A third option is to leave the country. And let’s face it, if the alternative is packing chickens in a temperature controlled warehouse on a dull industrial estate, the whole overseas ‘thing’ suddenly becomes a lot more appealing.
Factory Work - Saving to Travel
Factory work – a bit monotonous but can help save for your trip!

Some argue that a gap year spent travelling is simply just blatant avoidance of responsibility and ‘getting a proper job’, whilst others understand the benefits of independent travel and would strongly recommend it before embarking on a career.
The benefit of travelling as soon as you graduate is that you are not tied into a job because once your career starts its harder and a little scarier to leave if you’ve been receiving a salary and have commitments.
The more places you see the more confident and more open minded you become. It broadens your horizons to the point where you say to yourself ‘I could go and live somewhere else’ and you actually have the courage to go ahead and do it.

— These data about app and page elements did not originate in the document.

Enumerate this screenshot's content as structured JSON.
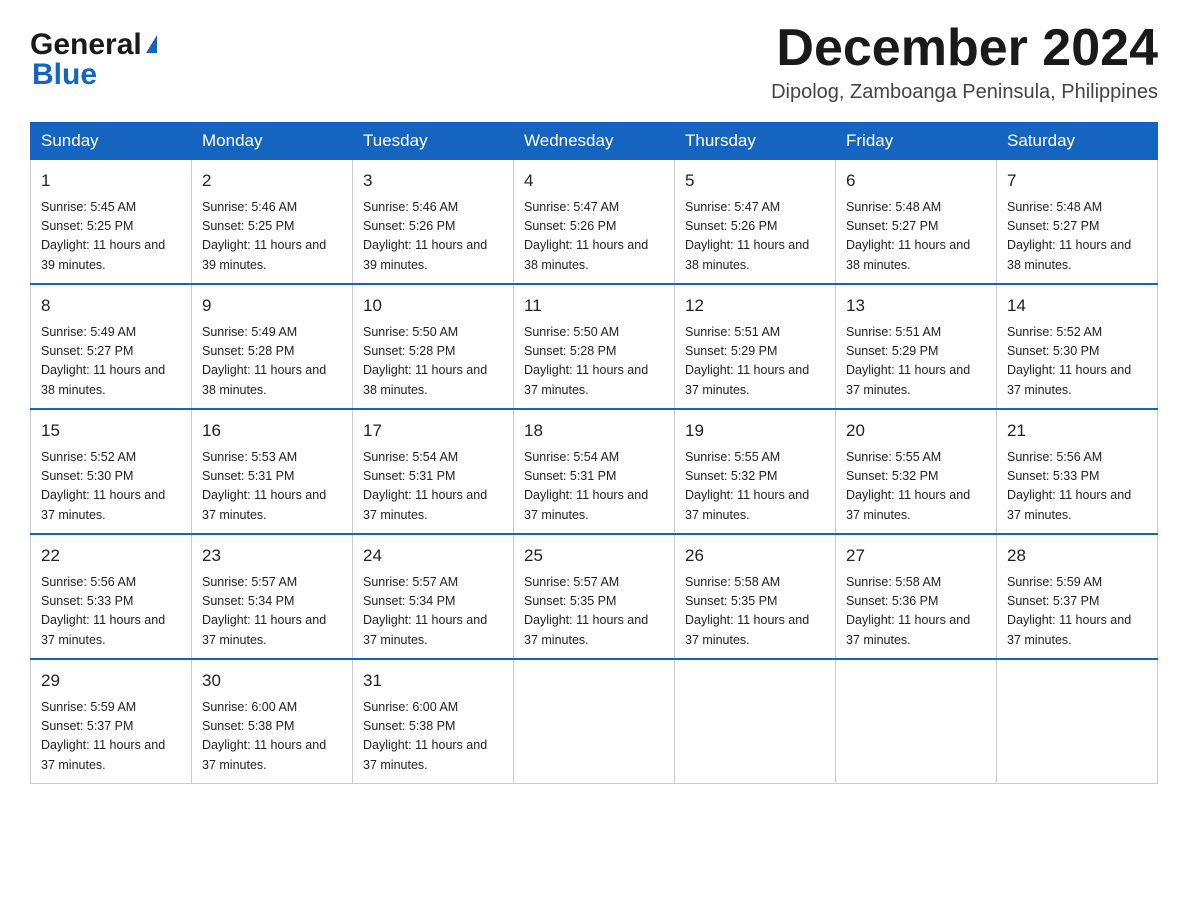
{
  "header": {
    "logo_general": "General",
    "logo_triangle": "▶",
    "logo_blue": "Blue",
    "month_title": "December 2024",
    "location": "Dipolog, Zamboanga Peninsula, Philippines"
  },
  "weekdays": [
    "Sunday",
    "Monday",
    "Tuesday",
    "Wednesday",
    "Thursday",
    "Friday",
    "Saturday"
  ],
  "weeks": [
    [
      {
        "day": "1",
        "sunrise": "5:45 AM",
        "sunset": "5:25 PM",
        "daylight": "11 hours and 39 minutes."
      },
      {
        "day": "2",
        "sunrise": "5:46 AM",
        "sunset": "5:25 PM",
        "daylight": "11 hours and 39 minutes."
      },
      {
        "day": "3",
        "sunrise": "5:46 AM",
        "sunset": "5:26 PM",
        "daylight": "11 hours and 39 minutes."
      },
      {
        "day": "4",
        "sunrise": "5:47 AM",
        "sunset": "5:26 PM",
        "daylight": "11 hours and 38 minutes."
      },
      {
        "day": "5",
        "sunrise": "5:47 AM",
        "sunset": "5:26 PM",
        "daylight": "11 hours and 38 minutes."
      },
      {
        "day": "6",
        "sunrise": "5:48 AM",
        "sunset": "5:27 PM",
        "daylight": "11 hours and 38 minutes."
      },
      {
        "day": "7",
        "sunrise": "5:48 AM",
        "sunset": "5:27 PM",
        "daylight": "11 hours and 38 minutes."
      }
    ],
    [
      {
        "day": "8",
        "sunrise": "5:49 AM",
        "sunset": "5:27 PM",
        "daylight": "11 hours and 38 minutes."
      },
      {
        "day": "9",
        "sunrise": "5:49 AM",
        "sunset": "5:28 PM",
        "daylight": "11 hours and 38 minutes."
      },
      {
        "day": "10",
        "sunrise": "5:50 AM",
        "sunset": "5:28 PM",
        "daylight": "11 hours and 38 minutes."
      },
      {
        "day": "11",
        "sunrise": "5:50 AM",
        "sunset": "5:28 PM",
        "daylight": "11 hours and 37 minutes."
      },
      {
        "day": "12",
        "sunrise": "5:51 AM",
        "sunset": "5:29 PM",
        "daylight": "11 hours and 37 minutes."
      },
      {
        "day": "13",
        "sunrise": "5:51 AM",
        "sunset": "5:29 PM",
        "daylight": "11 hours and 37 minutes."
      },
      {
        "day": "14",
        "sunrise": "5:52 AM",
        "sunset": "5:30 PM",
        "daylight": "11 hours and 37 minutes."
      }
    ],
    [
      {
        "day": "15",
        "sunrise": "5:52 AM",
        "sunset": "5:30 PM",
        "daylight": "11 hours and 37 minutes."
      },
      {
        "day": "16",
        "sunrise": "5:53 AM",
        "sunset": "5:31 PM",
        "daylight": "11 hours and 37 minutes."
      },
      {
        "day": "17",
        "sunrise": "5:54 AM",
        "sunset": "5:31 PM",
        "daylight": "11 hours and 37 minutes."
      },
      {
        "day": "18",
        "sunrise": "5:54 AM",
        "sunset": "5:31 PM",
        "daylight": "11 hours and 37 minutes."
      },
      {
        "day": "19",
        "sunrise": "5:55 AM",
        "sunset": "5:32 PM",
        "daylight": "11 hours and 37 minutes."
      },
      {
        "day": "20",
        "sunrise": "5:55 AM",
        "sunset": "5:32 PM",
        "daylight": "11 hours and 37 minutes."
      },
      {
        "day": "21",
        "sunrise": "5:56 AM",
        "sunset": "5:33 PM",
        "daylight": "11 hours and 37 minutes."
      }
    ],
    [
      {
        "day": "22",
        "sunrise": "5:56 AM",
        "sunset": "5:33 PM",
        "daylight": "11 hours and 37 minutes."
      },
      {
        "day": "23",
        "sunrise": "5:57 AM",
        "sunset": "5:34 PM",
        "daylight": "11 hours and 37 minutes."
      },
      {
        "day": "24",
        "sunrise": "5:57 AM",
        "sunset": "5:34 PM",
        "daylight": "11 hours and 37 minutes."
      },
      {
        "day": "25",
        "sunrise": "5:57 AM",
        "sunset": "5:35 PM",
        "daylight": "11 hours and 37 minutes."
      },
      {
        "day": "26",
        "sunrise": "5:58 AM",
        "sunset": "5:35 PM",
        "daylight": "11 hours and 37 minutes."
      },
      {
        "day": "27",
        "sunrise": "5:58 AM",
        "sunset": "5:36 PM",
        "daylight": "11 hours and 37 minutes."
      },
      {
        "day": "28",
        "sunrise": "5:59 AM",
        "sunset": "5:37 PM",
        "daylight": "11 hours and 37 minutes."
      }
    ],
    [
      {
        "day": "29",
        "sunrise": "5:59 AM",
        "sunset": "5:37 PM",
        "daylight": "11 hours and 37 minutes."
      },
      {
        "day": "30",
        "sunrise": "6:00 AM",
        "sunset": "5:38 PM",
        "daylight": "11 hours and 37 minutes."
      },
      {
        "day": "31",
        "sunrise": "6:00 AM",
        "sunset": "5:38 PM",
        "daylight": "11 hours and 37 minutes."
      },
      null,
      null,
      null,
      null
    ]
  ],
  "labels": {
    "sunrise_prefix": "Sunrise: ",
    "sunset_prefix": "Sunset: ",
    "daylight_prefix": "Daylight: "
  }
}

Taking a gap year abroad can also boost your skillset for future employers, for example, your organisational skills are improved by co-ordinating your own travel itinerary and interpersonal skills develop because you’re meeting new people day in day out. It also gives you a little bit more time to build character and confidence.
Travelling the globe does require some brain work. The early decisions’ concerning flights and routes form the rough direction of your entire trip. The beginning is also the most expensive part. Common routes for fresh faced graduate travellers are Thailand, Malaysia, Singapore then onto Australasia, some then choose to return via North America and some come back via South America which is becoming more popular. A lot of people include Australia and New Zealand because they’ve heard fantastic stories from family and friends and they can even work out there and there’s no language barriers, although a thick kiwi accent can be tricky to understand at times!

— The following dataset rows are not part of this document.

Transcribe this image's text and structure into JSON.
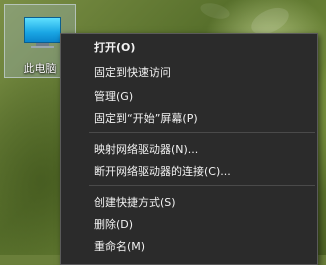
{
  "desktop_icon": {
    "label": "此电脑"
  },
  "context_menu": {
    "items": [
      {
        "label": "打开(O)"
      },
      {
        "label": "固定到快速访问"
      },
      {
        "label": "管理(G)"
      },
      {
        "label": "固定到“开始”屏幕(P)"
      },
      {
        "label": "映射网络驱动器(N)..."
      },
      {
        "label": "断开网络驱动器的连接(C)..."
      },
      {
        "label": "创建快捷方式(S)"
      },
      {
        "label": "删除(D)"
      },
      {
        "label": "重命名(M)"
      }
    ]
  }
}
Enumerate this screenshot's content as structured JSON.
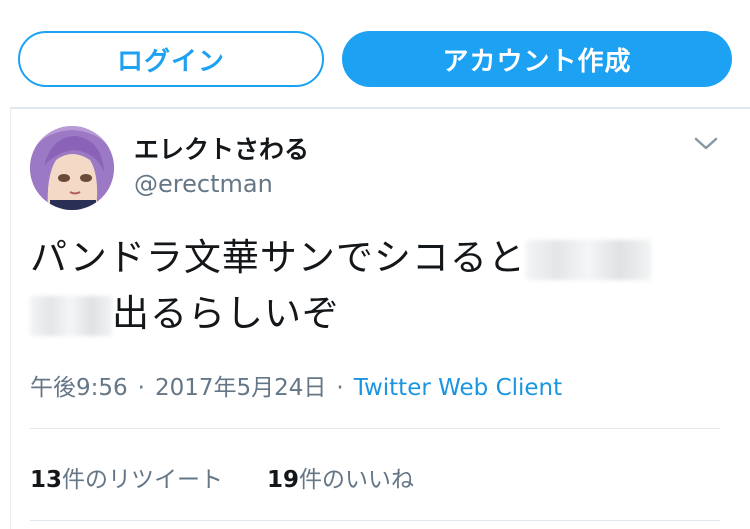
{
  "header": {
    "login_label": "ログイン",
    "signup_label": "アカウント作成"
  },
  "tweet": {
    "display_name": "エレクトさわる",
    "handle": "@erectman",
    "text_line1": "パンドラ文華サンでシコると",
    "text_line2": "出るらしいぞ",
    "time": "午後9:56",
    "date": "2017年5月24日",
    "separator": "·",
    "client": "Twitter Web Client",
    "retweet_count": "13",
    "retweet_label": "件のリツイート",
    "like_count": "19",
    "like_label": "件のいいね"
  },
  "icons": {
    "avatar": "avatar-anime-character",
    "more": "chevron-down-icon"
  },
  "colors": {
    "accent": "#1da1f2",
    "link": "#1b95e0",
    "muted": "#657786",
    "text": "#14171a"
  }
}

The price can cause a few headaches but savings can be made depending on the time you travel the price depends on the time of year you travel. Fuel prices can dramatically affect prices when you consider how much aviation fuel you’ll be using to encircle the globe. However a RTW (round-the-world ticket) is still good value. Shop around for prices and you could get a multi-stop London – New York – Miami – LA – NZ – Sydney – Hong Kong – London from £899 including tax. Prices tend to go up in November and December but it’s actually not bad value of you compare that to a two week package holiday these days.
As cash is in usually in scarce supply on graduation, the ability to work abroad is more of a necessity than a choice. True, the jobs may be menial, but topping up your tan on a vineyard or serving drinks whilst flirting with hordes of foreigners in distant climes has to be more appealing than the night shift at the local chicken factory. Working holiday visa’s provide a great way to interact with the locals in countries such as Australia, New Zealand and Canada, where cash earned can help fund further onward travel.
Volunteering abroad is also becoming a popular post-university choice. It provides a great way to gain relevant work experience which employers view very highly indeed. More and more people are buying up volunteer project packages because they want to give something back to the local communities.  Programmes can